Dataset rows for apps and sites
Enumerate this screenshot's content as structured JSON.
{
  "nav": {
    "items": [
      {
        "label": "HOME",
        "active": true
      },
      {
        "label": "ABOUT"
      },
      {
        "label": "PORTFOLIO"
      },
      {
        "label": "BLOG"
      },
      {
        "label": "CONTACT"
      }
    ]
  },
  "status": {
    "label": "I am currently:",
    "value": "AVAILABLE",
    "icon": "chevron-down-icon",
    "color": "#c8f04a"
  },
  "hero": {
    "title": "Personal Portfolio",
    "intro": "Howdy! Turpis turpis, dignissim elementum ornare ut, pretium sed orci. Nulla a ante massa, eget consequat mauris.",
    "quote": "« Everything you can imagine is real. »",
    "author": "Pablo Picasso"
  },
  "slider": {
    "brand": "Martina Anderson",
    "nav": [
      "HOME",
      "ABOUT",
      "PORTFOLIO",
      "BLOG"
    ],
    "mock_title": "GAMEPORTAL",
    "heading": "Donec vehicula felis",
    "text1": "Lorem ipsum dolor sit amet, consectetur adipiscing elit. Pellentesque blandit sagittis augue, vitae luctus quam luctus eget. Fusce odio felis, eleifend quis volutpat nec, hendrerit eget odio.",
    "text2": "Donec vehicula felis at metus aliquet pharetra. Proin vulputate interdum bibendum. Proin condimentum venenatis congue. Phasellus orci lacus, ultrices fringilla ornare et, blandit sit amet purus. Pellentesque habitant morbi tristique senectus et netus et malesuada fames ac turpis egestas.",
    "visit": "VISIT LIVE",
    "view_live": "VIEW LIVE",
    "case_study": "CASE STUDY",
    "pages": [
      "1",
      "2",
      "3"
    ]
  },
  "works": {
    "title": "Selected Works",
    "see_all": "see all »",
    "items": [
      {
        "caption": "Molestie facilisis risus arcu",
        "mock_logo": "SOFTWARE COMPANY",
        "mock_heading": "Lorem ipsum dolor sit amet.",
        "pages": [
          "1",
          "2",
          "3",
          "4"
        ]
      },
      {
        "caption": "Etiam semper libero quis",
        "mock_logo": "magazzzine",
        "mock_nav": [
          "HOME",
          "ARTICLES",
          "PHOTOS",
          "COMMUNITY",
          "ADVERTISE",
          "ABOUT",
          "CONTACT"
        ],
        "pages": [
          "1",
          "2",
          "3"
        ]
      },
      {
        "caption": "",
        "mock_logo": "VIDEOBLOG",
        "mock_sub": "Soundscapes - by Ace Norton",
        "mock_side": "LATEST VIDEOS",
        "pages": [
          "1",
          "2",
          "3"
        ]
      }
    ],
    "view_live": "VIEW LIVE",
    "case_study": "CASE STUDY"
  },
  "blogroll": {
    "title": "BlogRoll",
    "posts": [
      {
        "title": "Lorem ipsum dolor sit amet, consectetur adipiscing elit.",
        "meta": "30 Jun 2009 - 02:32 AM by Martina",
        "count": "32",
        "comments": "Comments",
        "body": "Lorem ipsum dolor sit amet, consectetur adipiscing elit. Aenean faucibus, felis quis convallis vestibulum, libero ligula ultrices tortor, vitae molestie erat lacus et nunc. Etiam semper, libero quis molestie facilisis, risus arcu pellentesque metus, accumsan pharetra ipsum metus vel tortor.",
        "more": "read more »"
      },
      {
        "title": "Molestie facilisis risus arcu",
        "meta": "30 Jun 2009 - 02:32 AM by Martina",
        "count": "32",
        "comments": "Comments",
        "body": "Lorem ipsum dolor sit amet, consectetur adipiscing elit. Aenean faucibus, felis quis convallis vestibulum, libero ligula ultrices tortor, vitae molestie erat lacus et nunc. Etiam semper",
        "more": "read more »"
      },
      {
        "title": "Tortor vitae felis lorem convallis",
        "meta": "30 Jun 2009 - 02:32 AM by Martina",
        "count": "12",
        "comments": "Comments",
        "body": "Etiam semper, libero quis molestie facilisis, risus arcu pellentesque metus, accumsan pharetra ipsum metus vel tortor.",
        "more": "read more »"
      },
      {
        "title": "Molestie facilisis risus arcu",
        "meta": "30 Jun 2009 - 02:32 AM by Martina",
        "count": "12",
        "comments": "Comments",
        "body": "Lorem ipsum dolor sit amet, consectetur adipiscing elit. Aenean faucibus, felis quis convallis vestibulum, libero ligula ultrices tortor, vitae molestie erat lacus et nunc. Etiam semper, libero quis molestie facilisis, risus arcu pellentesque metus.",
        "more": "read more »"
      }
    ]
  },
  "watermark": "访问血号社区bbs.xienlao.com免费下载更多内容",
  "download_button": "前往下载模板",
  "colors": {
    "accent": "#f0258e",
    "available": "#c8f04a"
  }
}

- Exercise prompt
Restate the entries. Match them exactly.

- Answer space
Enumerate this screenshot's content as structured JSON.
{
  "nav": {
    "items": [
      {
        "label": "HOME",
        "active": true
      },
      {
        "label": "ABOUT"
      },
      {
        "label": "PORTFOLIO"
      },
      {
        "label": "BLOG"
      },
      {
        "label": "CONTACT"
      }
    ]
  },
  "status": {
    "label": "I am currently:",
    "value": "AVAILABLE",
    "icon": "chevron-down-icon",
    "color": "#c8f04a"
  },
  "hero": {
    "title": "Personal Portfolio",
    "intro": "Howdy! Turpis turpis, dignissim elementum ornare ut, pretium sed orci. Nulla a ante massa, eget consequat mauris.",
    "quote": "« Everything you can imagine is real. »",
    "author": "Pablo Picasso"
  },
  "slider": {
    "brand": "Martina Anderson",
    "nav": [
      "HOME",
      "ABOUT",
      "PORTFOLIO",
      "BLOG"
    ],
    "mock_title": "GAMEPORTAL",
    "heading": "Donec vehicula felis",
    "text1": "Lorem ipsum dolor sit amet, consectetur adipiscing elit. Pellentesque blandit sagittis augue, vitae luctus quam luctus eget. Fusce odio felis, eleifend quis volutpat nec, hendrerit eget odio.",
    "text2": "Donec vehicula felis at metus aliquet pharetra. Proin vulputate interdum bibendum. Proin condimentum venenatis congue. Phasellus orci lacus, ultrices fringilla ornare et, blandit sit amet purus. Pellentesque habitant morbi tristique senectus et netus et malesuada fames ac turpis egestas.",
    "visit": "VISIT LIVE",
    "view_live": "VIEW LIVE",
    "case_study": "CASE STUDY",
    "pages": [
      "1",
      "2",
      "3"
    ]
  },
  "works": {
    "title": "Selected Works",
    "see_all": "see all »",
    "items": [
      {
        "caption": "Molestie facilisis risus arcu",
        "mock_logo": "SOFTWARE COMPANY",
        "mock_heading": "Lorem ipsum dolor sit amet.",
        "pages": [
          "1",
          "2",
          "3",
          "4"
        ]
      },
      {
        "caption": "Etiam semper libero quis",
        "mock_logo": "magazzzine",
        "mock_nav": [
          "HOME",
          "ARTICLES",
          "PHOTOS",
          "COMMUNITY",
          "ADVERTISE",
          "ABOUT",
          "CONTACT"
        ],
        "pages": [
          "1",
          "2",
          "3"
        ]
      },
      {
        "caption": "",
        "mock_logo": "VIDEOBLOG",
        "mock_sub": "Soundscapes - by Ace Norton",
        "mock_side": "LATEST VIDEOS",
        "pages": [
          "1",
          "2",
          "3"
        ]
      }
    ],
    "view_live": "VIEW LIVE",
    "case_study": "CASE STUDY"
  },
  "blogroll": {
    "title": "BlogRoll",
    "posts": [
      {
        "title": "Lorem ipsum dolor sit amet, consectetur adipiscing elit.",
        "meta": "30 Jun 2009 - 02:32 AM by Martina",
        "count": "32",
        "comments": "Comments",
        "body": "Lorem ipsum dolor sit amet, consectetur adipiscing elit. Aenean faucibus, felis quis convallis vestibulum, libero ligula ultrices tortor, vitae molestie erat lacus et nunc. Etiam semper, libero quis molestie facilisis, risus arcu pellentesque metus, accumsan pharetra ipsum metus vel tortor.",
        "more": "read more »"
      },
      {
        "title": "Molestie facilisis risus arcu",
        "meta": "30 Jun 2009 - 02:32 AM by Martina",
        "count": "32",
        "comments": "Comments",
        "body": "Lorem ipsum dolor sit amet, consectetur adipiscing elit. Aenean faucibus, felis quis convallis vestibulum, libero ligula ultrices tortor, vitae molestie erat lacus et nunc. Etiam semper",
        "more": "read more »"
      },
      {
        "title": "Tortor vitae felis lorem convallis",
        "meta": "30 Jun 2009 - 02:32 AM by Martina",
        "count": "12",
        "comments": "Comments",
        "body": "Etiam semper, libero quis molestie facilisis, risus arcu pellentesque metus, accumsan pharetra ipsum metus vel tortor.",
        "more": "read more »"
      },
      {
        "title": "Molestie facilisis risus arcu",
        "meta": "30 Jun 2009 - 02:32 AM by Martina",
        "count": "12",
        "comments": "Comments",
        "body": "Lorem ipsum dolor sit amet, consectetur adipiscing elit. Aenean faucibus, felis quis convallis vestibulum, libero ligula ultrices tortor, vitae molestie erat lacus et nunc. Etiam semper, libero quis molestie facilisis, risus arcu pellentesque metus.",
        "more": "read more »"
      }
    ]
  },
  "watermark": "访问血号社区bbs.xienlao.com免费下载更多内容",
  "download_button": "前往下载模板",
  "colors": {
    "accent": "#f0258e",
    "available": "#c8f04a"
  }
}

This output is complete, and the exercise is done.